------ Material supplied ------

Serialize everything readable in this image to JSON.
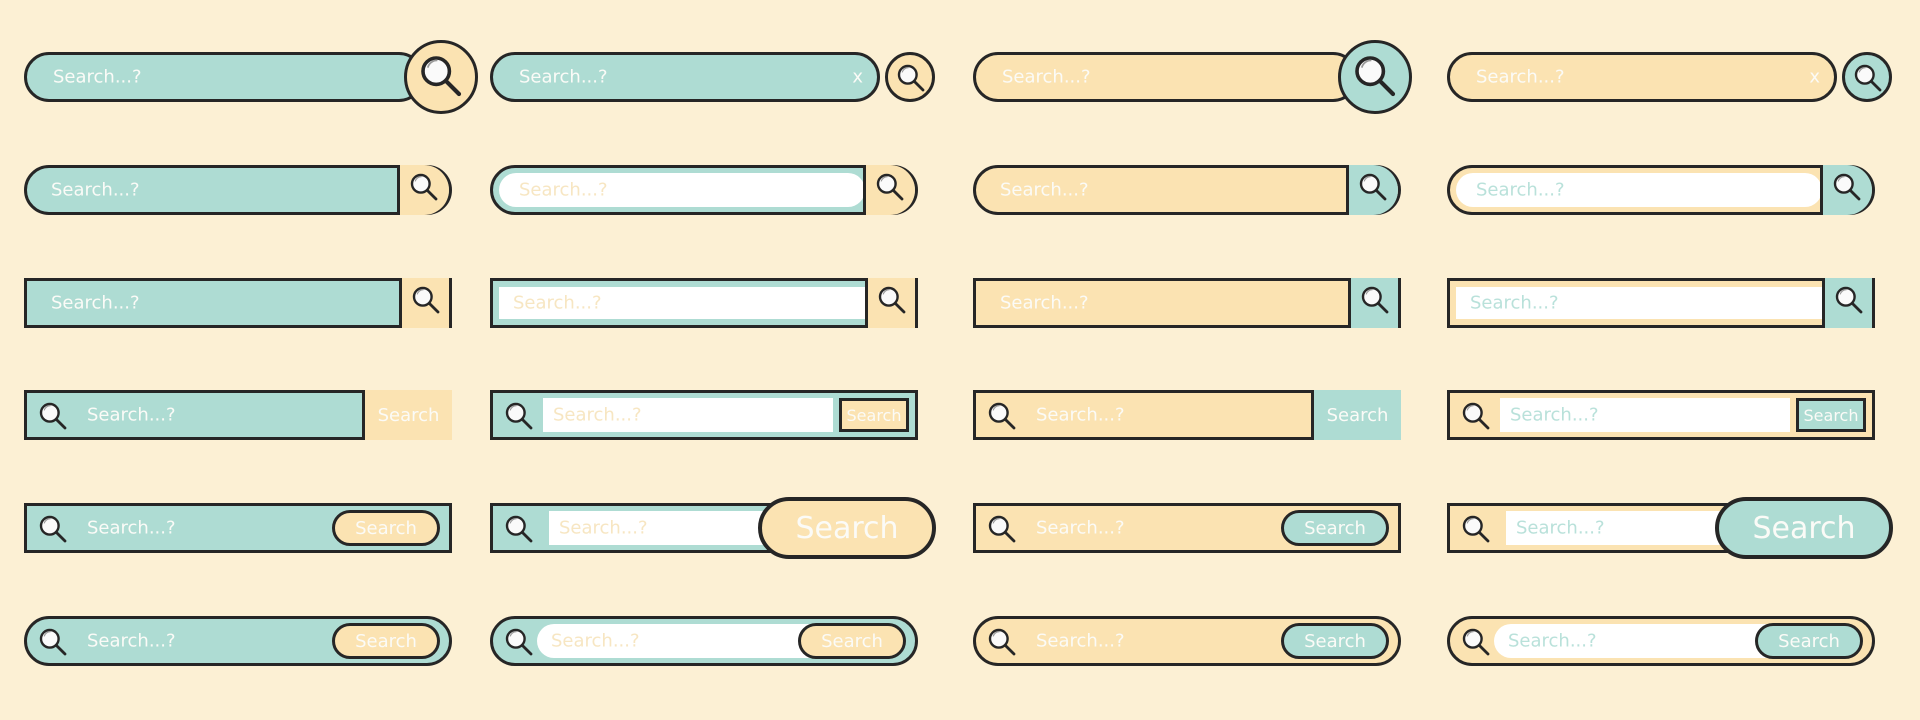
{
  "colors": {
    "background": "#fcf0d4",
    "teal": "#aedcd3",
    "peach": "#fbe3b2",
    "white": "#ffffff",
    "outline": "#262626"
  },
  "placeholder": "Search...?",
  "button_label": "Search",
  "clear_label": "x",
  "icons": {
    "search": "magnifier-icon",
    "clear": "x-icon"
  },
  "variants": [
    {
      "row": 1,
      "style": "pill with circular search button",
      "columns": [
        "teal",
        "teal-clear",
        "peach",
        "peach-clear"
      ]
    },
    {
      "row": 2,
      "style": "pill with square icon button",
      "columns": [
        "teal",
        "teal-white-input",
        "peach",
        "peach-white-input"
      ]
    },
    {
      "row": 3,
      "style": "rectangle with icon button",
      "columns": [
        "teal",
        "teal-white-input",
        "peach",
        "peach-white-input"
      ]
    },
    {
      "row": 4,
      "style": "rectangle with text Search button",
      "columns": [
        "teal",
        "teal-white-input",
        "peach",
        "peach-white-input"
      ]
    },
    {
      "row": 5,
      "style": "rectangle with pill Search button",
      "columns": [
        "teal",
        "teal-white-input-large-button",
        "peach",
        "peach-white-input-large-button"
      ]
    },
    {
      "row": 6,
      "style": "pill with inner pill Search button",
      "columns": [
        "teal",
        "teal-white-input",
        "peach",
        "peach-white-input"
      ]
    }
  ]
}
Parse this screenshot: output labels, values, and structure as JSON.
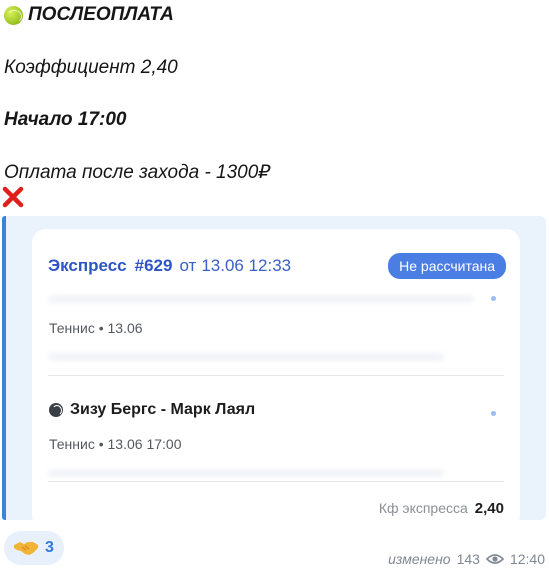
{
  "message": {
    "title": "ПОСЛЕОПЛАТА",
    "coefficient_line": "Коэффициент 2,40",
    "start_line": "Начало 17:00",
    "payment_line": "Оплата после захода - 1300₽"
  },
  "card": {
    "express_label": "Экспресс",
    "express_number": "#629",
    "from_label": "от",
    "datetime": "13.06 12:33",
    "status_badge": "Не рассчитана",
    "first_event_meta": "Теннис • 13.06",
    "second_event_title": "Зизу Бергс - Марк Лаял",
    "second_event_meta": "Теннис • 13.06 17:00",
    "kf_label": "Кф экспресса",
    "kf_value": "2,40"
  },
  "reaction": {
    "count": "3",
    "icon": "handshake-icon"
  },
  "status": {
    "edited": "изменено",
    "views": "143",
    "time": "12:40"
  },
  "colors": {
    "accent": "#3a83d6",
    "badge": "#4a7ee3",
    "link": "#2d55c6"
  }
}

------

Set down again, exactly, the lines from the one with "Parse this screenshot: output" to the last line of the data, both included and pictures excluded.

◆ Response area ◆
Parse this screenshot: output labels, values, and structure as JSON.
{
  "message": {
    "title": "ПОСЛЕОПЛАТА",
    "coefficient_line": "Коэффициент 2,40",
    "start_line": "Начало 17:00",
    "payment_line": "Оплата после захода - 1300₽"
  },
  "card": {
    "express_label": "Экспресс",
    "express_number": "#629",
    "from_label": "от",
    "datetime": "13.06 12:33",
    "status_badge": "Не рассчитана",
    "first_event_meta": "Теннис • 13.06",
    "second_event_title": "Зизу Бергс - Марк Лаял",
    "second_event_meta": "Теннис • 13.06 17:00",
    "kf_label": "Кф экспресса",
    "kf_value": "2,40"
  },
  "reaction": {
    "count": "3",
    "icon": "handshake-icon"
  },
  "status": {
    "edited": "изменено",
    "views": "143",
    "time": "12:40"
  },
  "colors": {
    "accent": "#3a83d6",
    "badge": "#4a7ee3",
    "link": "#2d55c6"
  }
}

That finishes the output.